How to complete this task
Can you write out the whole listing exactly?

Given data Block Start

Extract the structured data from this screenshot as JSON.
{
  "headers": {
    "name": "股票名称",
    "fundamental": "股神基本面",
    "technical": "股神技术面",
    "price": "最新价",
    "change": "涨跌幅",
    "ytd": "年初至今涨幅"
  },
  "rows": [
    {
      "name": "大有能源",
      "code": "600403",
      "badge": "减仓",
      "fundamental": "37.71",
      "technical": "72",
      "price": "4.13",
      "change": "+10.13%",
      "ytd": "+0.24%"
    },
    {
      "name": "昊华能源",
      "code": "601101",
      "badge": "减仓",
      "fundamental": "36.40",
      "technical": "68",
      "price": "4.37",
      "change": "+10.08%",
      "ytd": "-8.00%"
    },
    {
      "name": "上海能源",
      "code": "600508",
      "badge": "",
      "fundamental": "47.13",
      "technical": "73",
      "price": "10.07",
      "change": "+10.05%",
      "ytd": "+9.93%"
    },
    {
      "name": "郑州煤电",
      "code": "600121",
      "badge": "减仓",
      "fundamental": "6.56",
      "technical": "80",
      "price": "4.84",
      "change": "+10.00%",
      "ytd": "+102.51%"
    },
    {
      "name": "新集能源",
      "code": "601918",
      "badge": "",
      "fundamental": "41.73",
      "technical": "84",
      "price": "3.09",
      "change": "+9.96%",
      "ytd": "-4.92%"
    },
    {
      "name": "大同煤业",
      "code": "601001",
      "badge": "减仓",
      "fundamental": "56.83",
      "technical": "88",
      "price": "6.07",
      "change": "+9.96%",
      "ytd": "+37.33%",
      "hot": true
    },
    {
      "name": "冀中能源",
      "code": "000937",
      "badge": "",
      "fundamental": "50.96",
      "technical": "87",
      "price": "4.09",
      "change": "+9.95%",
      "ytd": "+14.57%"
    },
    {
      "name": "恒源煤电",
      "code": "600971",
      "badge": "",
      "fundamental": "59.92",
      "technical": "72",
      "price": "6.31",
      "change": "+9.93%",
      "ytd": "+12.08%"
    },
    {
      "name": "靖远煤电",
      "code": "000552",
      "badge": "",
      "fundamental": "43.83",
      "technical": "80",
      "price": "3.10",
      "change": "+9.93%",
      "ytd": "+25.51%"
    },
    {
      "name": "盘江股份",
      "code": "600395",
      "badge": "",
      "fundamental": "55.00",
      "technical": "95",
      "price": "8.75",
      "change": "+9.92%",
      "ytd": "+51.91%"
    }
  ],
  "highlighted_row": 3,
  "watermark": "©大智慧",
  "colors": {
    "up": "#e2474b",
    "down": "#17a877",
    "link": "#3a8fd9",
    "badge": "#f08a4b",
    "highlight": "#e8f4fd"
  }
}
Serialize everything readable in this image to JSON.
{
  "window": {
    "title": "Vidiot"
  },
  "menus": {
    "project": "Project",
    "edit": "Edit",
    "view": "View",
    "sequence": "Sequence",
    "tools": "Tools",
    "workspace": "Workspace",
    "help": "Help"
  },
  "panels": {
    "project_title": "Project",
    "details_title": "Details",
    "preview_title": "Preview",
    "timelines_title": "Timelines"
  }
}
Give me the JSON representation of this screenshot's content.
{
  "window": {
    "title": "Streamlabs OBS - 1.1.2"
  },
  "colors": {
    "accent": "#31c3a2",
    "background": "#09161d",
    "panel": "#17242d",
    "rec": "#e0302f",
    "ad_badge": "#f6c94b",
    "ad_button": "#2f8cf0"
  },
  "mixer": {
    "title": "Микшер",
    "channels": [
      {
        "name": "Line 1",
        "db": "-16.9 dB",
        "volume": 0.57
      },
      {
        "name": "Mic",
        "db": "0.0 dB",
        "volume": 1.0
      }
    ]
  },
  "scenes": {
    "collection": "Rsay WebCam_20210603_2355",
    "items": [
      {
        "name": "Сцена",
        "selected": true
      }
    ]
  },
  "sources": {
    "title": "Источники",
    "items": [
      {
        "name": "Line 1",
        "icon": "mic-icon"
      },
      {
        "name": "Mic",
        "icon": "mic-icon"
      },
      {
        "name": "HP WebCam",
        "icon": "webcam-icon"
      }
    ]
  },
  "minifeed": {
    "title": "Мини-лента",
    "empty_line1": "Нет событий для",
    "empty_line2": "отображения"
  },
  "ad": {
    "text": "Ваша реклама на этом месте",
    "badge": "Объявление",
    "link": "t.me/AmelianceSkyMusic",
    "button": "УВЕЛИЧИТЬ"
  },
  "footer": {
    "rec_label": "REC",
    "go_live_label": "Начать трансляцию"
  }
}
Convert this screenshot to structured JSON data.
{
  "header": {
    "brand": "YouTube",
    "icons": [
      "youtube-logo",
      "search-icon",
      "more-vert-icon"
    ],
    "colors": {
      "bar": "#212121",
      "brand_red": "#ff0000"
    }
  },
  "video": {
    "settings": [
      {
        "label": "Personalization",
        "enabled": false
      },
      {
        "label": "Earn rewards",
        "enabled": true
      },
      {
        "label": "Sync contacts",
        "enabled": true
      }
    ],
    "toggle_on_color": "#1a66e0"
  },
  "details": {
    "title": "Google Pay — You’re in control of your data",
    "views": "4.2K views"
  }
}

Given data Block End

Response to this task
Extract the structured data from this screenshot as JSON.
{
  "headers": {
    "name": "股票名称",
    "fundamental": "股神基本面",
    "technical": "股神技术面",
    "price": "最新价",
    "change": "涨跌幅",
    "ytd": "年初至今涨幅"
  },
  "rows": [
    {
      "name": "大有能源",
      "code": "600403",
      "badge": "减仓",
      "fundamental": "37.71",
      "technical": "72",
      "price": "4.13",
      "change": "+10.13%",
      "ytd": "+0.24%"
    },
    {
      "name": "昊华能源",
      "code": "601101",
      "badge": "减仓",
      "fundamental": "36.40",
      "technical": "68",
      "price": "4.37",
      "change": "+10.08%",
      "ytd": "-8.00%"
    },
    {
      "name": "上海能源",
      "code": "600508",
      "badge": "",
      "fundamental": "47.13",
      "technical": "73",
      "price": "10.07",
      "change": "+10.05%",
      "ytd": "+9.93%"
    },
    {
      "name": "郑州煤电",
      "code": "600121",
      "badge": "减仓",
      "fundamental": "6.56",
      "technical": "80",
      "price": "4.84",
      "change": "+10.00%",
      "ytd": "+102.51%"
    },
    {
      "name": "新集能源",
      "code": "601918",
      "badge": "",
      "fundamental": "41.73",
      "technical": "84",
      "price": "3.09",
      "change": "+9.96%",
      "ytd": "-4.92%"
    },
    {
      "name": "大同煤业",
      "code": "601001",
      "badge": "减仓",
      "fundamental": "56.83",
      "technical": "88",
      "price": "6.07",
      "change": "+9.96%",
      "ytd": "+37.33%",
      "hot": true
    },
    {
      "name": "冀中能源",
      "code": "000937",
      "badge": "",
      "fundamental": "50.96",
      "technical": "87",
      "price": "4.09",
      "change": "+9.95%",
      "ytd": "+14.57%"
    },
    {
      "name": "恒源煤电",
      "code": "600971",
      "badge": "",
      "fundamental": "59.92",
      "technical": "72",
      "price": "6.31",
      "change": "+9.93%",
      "ytd": "+12.08%"
    },
    {
      "name": "靖远煤电",
      "code": "000552",
      "badge": "",
      "fundamental": "43.83",
      "technical": "80",
      "price": "3.10",
      "change": "+9.93%",
      "ytd": "+25.51%"
    },
    {
      "name": "盘江股份",
      "code": "600395",
      "badge": "",
      "fundamental": "55.00",
      "technical": "95",
      "price": "8.75",
      "change": "+9.92%",
      "ytd": "+51.91%"
    }
  ],
  "highlighted_row": 3,
  "watermark": "©大智慧",
  "colors": {
    "up": "#e2474b",
    "down": "#17a877",
    "link": "#3a8fd9",
    "badge": "#f08a4b",
    "highlight": "#e8f4fd"
  }
}
Serialize everything readable in this image to JSON.
{
  "window": {
    "title": "Vidiot"
  },
  "menus": {
    "project": "Project",
    "edit": "Edit",
    "view": "View",
    "sequence": "Sequence",
    "tools": "Tools",
    "workspace": "Workspace",
    "help": "Help"
  },
  "panels": {
    "project_title": "Project",
    "details_title": "Details",
    "preview_title": "Preview",
    "timelines_title": "Timelines"
  }
}
Give me the JSON representation of this screenshot's content.
{
  "window": {
    "title": "Streamlabs OBS - 1.1.2"
  },
  "colors": {
    "accent": "#31c3a2",
    "background": "#09161d",
    "panel": "#17242d",
    "rec": "#e0302f",
    "ad_badge": "#f6c94b",
    "ad_button": "#2f8cf0"
  },
  "mixer": {
    "title": "Микшер",
    "channels": [
      {
        "name": "Line 1",
        "db": "-16.9 dB",
        "volume": 0.57
      },
      {
        "name": "Mic",
        "db": "0.0 dB",
        "volume": 1.0
      }
    ]
  },
  "scenes": {
    "collection": "Rsay WebCam_20210603_2355",
    "items": [
      {
        "name": "Сцена",
        "selected": true
      }
    ]
  },
  "sources": {
    "title": "Источники",
    "items": [
      {
        "name": "Line 1",
        "icon": "mic-icon"
      },
      {
        "name": "Mic",
        "icon": "mic-icon"
      },
      {
        "name": "HP WebCam",
        "icon": "webcam-icon"
      }
    ]
  },
  "minifeed": {
    "title": "Мини-лента",
    "empty_line1": "Нет событий для",
    "empty_line2": "отображения"
  },
  "ad": {
    "text": "Ваша реклама на этом месте",
    "badge": "Объявление",
    "link": "t.me/AmelianceSkyMusic",
    "button": "УВЕЛИЧИТЬ"
  },
  "footer": {
    "rec_label": "REC",
    "go_live_label": "Начать трансляцию"
  }
}
Convert this screenshot to structured JSON data.
{
  "header": {
    "brand": "YouTube",
    "icons": [
      "youtube-logo",
      "search-icon",
      "more-vert-icon"
    ],
    "colors": {
      "bar": "#212121",
      "brand_red": "#ff0000"
    }
  },
  "video": {
    "settings": [
      {
        "label": "Personalization",
        "enabled": false
      },
      {
        "label": "Earn rewards",
        "enabled": true
      },
      {
        "label": "Sync contacts",
        "enabled": true
      }
    ],
    "toggle_on_color": "#1a66e0"
  },
  "details": {
    "title": "Google Pay — You’re in control of your data",
    "views": "4.2K views"
  }
}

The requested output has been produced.